This study has several limitations. The first limitation concerns the use of semiflexed knee radiographs for the assessment of the tibiofemoral angle. Although fully extended full limb radiography is the “gold standard” for the assessment of the tibiofemoral angle, the need for specialised equipment, high costs and radiation exposure to the pelvis make it impractical for large epidemiological studies. Knee radiographs avoid all these disadvantages and the tibiofemoral anatomical axis can be easily produced from them. Assessment of the tibiofemoral angle via the tibiofemoral anatomical axis has recently been validated24 27; furthermore, a strong correlation has been shown with the mechanical axis,27 28 and therefore, the tibiofemoral anatomical axis can be used in OA epidemiological studies. In two of these validation studies knee radiographs in flexion (semiflexed or fixed-flexion) were used.24 28

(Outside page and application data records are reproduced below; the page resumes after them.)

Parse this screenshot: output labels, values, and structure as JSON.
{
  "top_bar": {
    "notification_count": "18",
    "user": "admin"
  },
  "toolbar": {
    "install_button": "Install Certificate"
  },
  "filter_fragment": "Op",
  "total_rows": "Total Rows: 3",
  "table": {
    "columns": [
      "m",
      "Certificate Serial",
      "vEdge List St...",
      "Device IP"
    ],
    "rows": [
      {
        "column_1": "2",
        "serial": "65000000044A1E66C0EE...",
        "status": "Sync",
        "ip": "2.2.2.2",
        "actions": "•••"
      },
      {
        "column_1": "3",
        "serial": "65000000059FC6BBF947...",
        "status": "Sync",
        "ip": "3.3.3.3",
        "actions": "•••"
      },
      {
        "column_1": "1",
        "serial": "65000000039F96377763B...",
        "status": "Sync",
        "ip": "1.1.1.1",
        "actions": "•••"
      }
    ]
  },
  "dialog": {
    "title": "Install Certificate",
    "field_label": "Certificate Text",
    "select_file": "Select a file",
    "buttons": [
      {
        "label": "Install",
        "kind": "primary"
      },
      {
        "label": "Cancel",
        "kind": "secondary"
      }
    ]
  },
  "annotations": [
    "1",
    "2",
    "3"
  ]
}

The second limitation concerns the lack of definite cut-off points for the neutral alignment. Hence we have used the tibiofemoral anatomical angle as a continuous variable for the comparisons to overcome this limitation.

Third, this study has the limitations of any other sib pair study—namely, that a shared environment may result in falsely higher estimates of heritability. We ascertained that exposure to strenuous physical labour or participation in elite sport was not shared between the sibs. Information on dietary habits in childhood was, however, not available. Furthermore we adjusted for as many relevant confounders as possible, such as BMI, meniscectomy and lower limb fractures.

Fourth, although adjustments included most of the potential confounding factors, some factors such as bone mineral density, were not included. However, since the influence of this confounding factor on tibiofemoral alignment is not known, we do not expect that this would substantially change the results. Finally, this study was conducted in middle-aged patients with familial OA at multiple joint sites, where the most affected joint sites were the hands and spine. The majority of patients were women. Whether this phenotype has influenced the findings on the heritability for the tibiofemoral angle is unclear.

Therefore, it is our opinion that similar studies are warranted in other study populations to confirm these results.


We are grateful to Medis for the use of Ortho-CMS medical imaging software. This study was performed when AT was a Pfizer articulum fellow.



  • Funding The GARP study was financially supported by Pfizer, Groton, USA.

  • Competing interests None.

  • Patient consent Obtained.

  • Ethics approval This study was conducted with the approval of the medical ethics committee of the Leiden University Medical Centre.

  • Provenance Not commissioned; externally peer reviewed.

Request Permissions

If you wish to reuse any or all of this article please use the link below which will take you to the Copyright Clearance Center’s RightsLink service. You will be able to get a quick price and instant permission to reuse the content in many different ways.